By Rick Armstrong email@example.com January 26, 2013 8:38PM
Waubonsie Valley's Jared Brownridge connects on a three-point shot against Peoria Central on Saturday at East Aurora. | Terence Guider-Shaw~For Sun-Times Media
Updated: February 3, 2013 9:48PM
Short-handed Peoria Central had no answer for Jared Brownridge Saturday in the second game of the Ernie Kivisto Shootout at East Aurora.
Brownridge, a Waubonsie Valley senior guard, exploded for 26 points to lead the Warriors to a 68-45 win over the defending Class 3A state champs.
The Lions were able to hang around for awhile, trailing 13-8 after one quarter and 33-21 at intermission before Brownridge and Co. broke it open. The 6-foot-2 Brownridge stole the ball at midcourt midway through the third quarter and drove the rest of the way, freeing himself for a shot with a behind-the back dribble and sank a layup to boost the lead to 43-23.
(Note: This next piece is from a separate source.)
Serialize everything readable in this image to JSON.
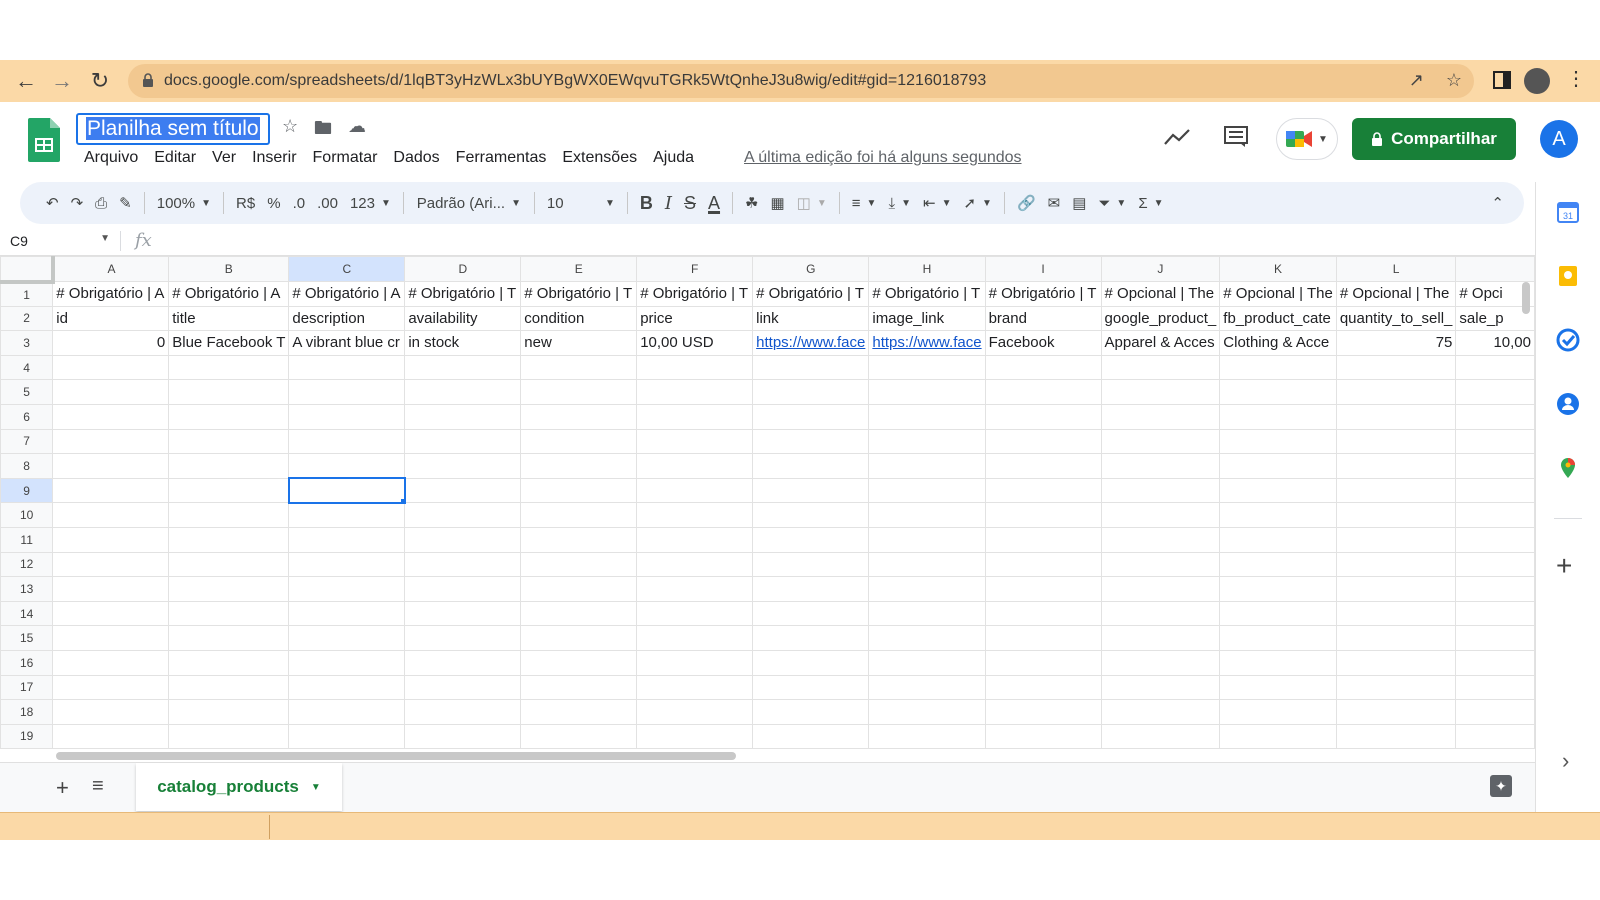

Moments later, Brownridge was at it again, picking off his fourth steal of the game at midcourt and taking it in for another layup with 3:42 remaining.
“I think our kids played hard and did what they could, we just didn’t have enough manpower,” said Central coach Dan Ruffin, who didn’t have the services of senior starters Miles Boone, Kyle Washington and Eriq Baird after all three were assessed two technicals and ejected from Friday night’s game.
“There was a lot of back-and-forth rough play and the refs lost control,” said Ruffin.
Bryan Jefferson had 12 points for the 16-7 Warriors, who got eight from Jack Cordes and seven from Javares Stewart. Jefferson and Stewart had five rebounds each despite sitting for much of the second half.
Josh Augusta led the Lions (7-12) with 13 points and Rocky Todd and Ashton Bean added eight each.
“I thought we got off to a great start and I was really pleased with the way (senior point guard) Gary Sutton played, directing us and getting us into the offense,” said Warriors coach Steve Weemer. “He’s gotta continue to play like that and be a force for us.
“We did a nice job of sharing the basketball and executing our halfcourt offense.”